NHS England South West medical director Dr Kheelna Bavalia said: “No one likes going to hospital unexpectedly so it’s much better for everyone if we can make good plans in advance and respond quickly to changes, before emergencies happen.

“Working together as a ‘team of teams’ of health and care professionals is key to helping us support people to stay well at home for longer and ensuring our system is as efficient and effective as possible, particularly in winter when demand is high.

“It will allow our healthcare professionals to start conversations early so that people can be directly involved in discussions about their care and help healthcare professionals understand what’s important to them.”

NHS national director for transformation, Dr Vin Diwakar, said: “NHS teams around the country are constantly identifying new, innovative digital solutions to help improve patient care, and this expansion of the Brave AI system right across the South West is a significant step forward in providing vital support for those most at risk of a hospital admission.

“These measures not only keep some of the most vulnerable patients out of hospital but encourage conversations with patients who might not otherwise contact their GP, spotting health conditions that might otherwise go unnoticed and boosting our ability to intervene early when conditions are easier to treat.”

“The latest figures show that hospitals are already under considerable pressure as we enter December, with 1,200 more patients in hospital than the same time last year and the re-emergence of winter viruses, so it is vital that we maximise the use of these kinds of tools to cut admissions where we can, while the public play their part by getting their jabs if eligible and using 111 for any non-emergency conditions.”

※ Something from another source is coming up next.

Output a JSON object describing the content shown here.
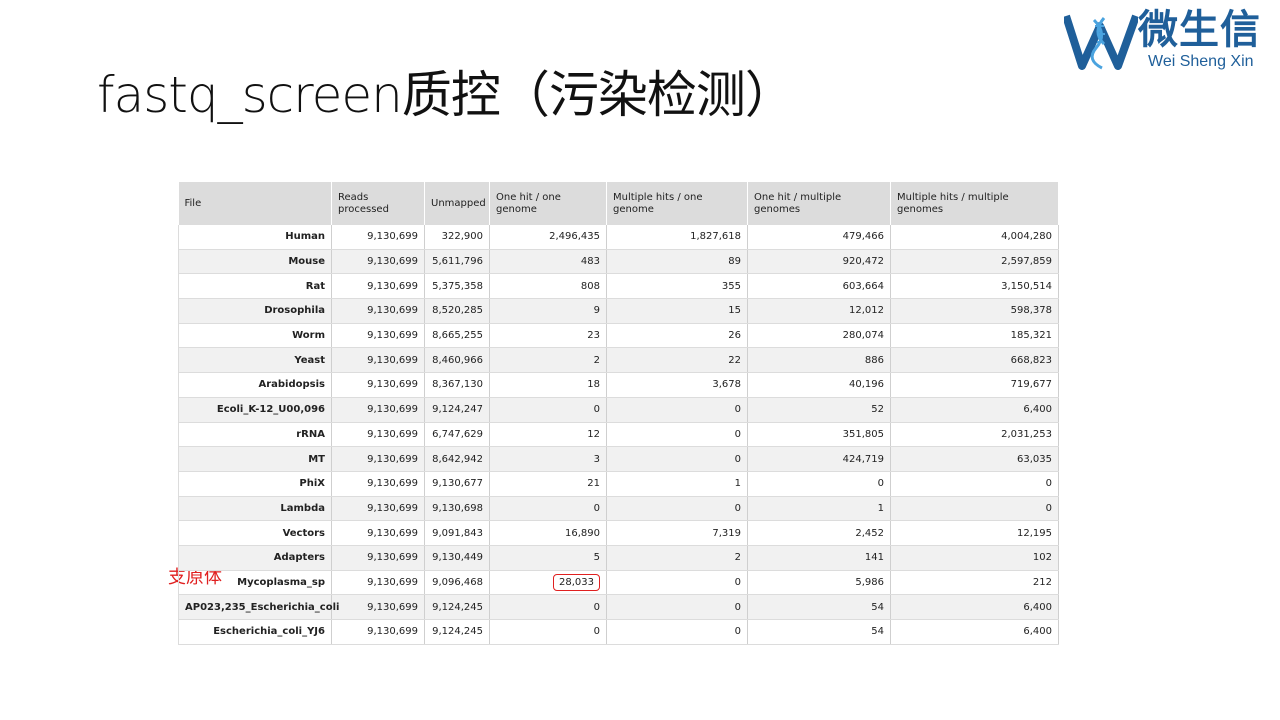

The new contract, awarded to Bering Limited through NHS England’s South West Digital Neighbourhoods programme, aims to make the South West the most digitally enabled region in England.

The system will now be expanded to 30 further groups of GP practices in Gloucestershire, Wiltshire, Somerset, North Somerset, Dorset, Devon and Cornwall.

Following evaluation the aim is to then roll-out the scheme across all areas of the region.

Dr Ignat Drozdov, managing director, Bering Limited which will be supplying the digital tool, added: “We are delighted to be supporting healthcare professionals in the South West with our innovative technology.

“By helping health and care providers to identify the people at greatest risk of going to hospital, the focus can shift to prevention rather than cure, supporting proactive conversations, and ensuring that care and treatment can be planned in advance.”

Kyle Hepburn, clinical director and lead clinical pharmacist, North Sedgemoor Primary Care Network commented: “Brave AI has been invaluable to us in proactively supporting our patients. With it, we can prioritise prevention to make meaningful impacts on a patient’s journey and prevent unplanned hospital admissions.

“It is a powerful tool that allows us to focus our clinical teams, so we can allocate the right person, at the right time, with the right intervention; helping us to use the broad skillset within the team and allowing GPs to focus on patients with more complex health needs.

“What’s more, it’s able to show our interventions have a real impact on reducing hospital admissions, A&E attendances and falls. It supports conversations with patients about what matters to them, before they end up in hospital and about their quality of life, because we are able to support ahead of time.

“It has been a real game changer for our team, but also more importantly, for the people we serve.”

Primary Care Networks (PCNs) are groups of GP practices working with community, mental health, social care, pharmacy, hospital and voluntary services in their local areas.

As part of its Brave AI pilot in primary care, NHS Somerset worked with the North Sedgemoor Primary Care Network (PCN) to put together a clinical primary care team with differing skills sets including pharmacists, GP’s, occupational therapists and nurses. They looked at data from over 500 care home residents across 35 care homes and tracked their health and care across 18 months.

The team found that by using the Brave AI tool and working together as an integrated team they were able to provide proactive care to patients in this cohort which has led to;

  1. A 60% reduction in attendance at hospital A&E departments
  2. A 35% reduction in falls (which often lead to ambulance call outs and hospitalisation)
  3. An 8.7% reduction in ambulance call outs.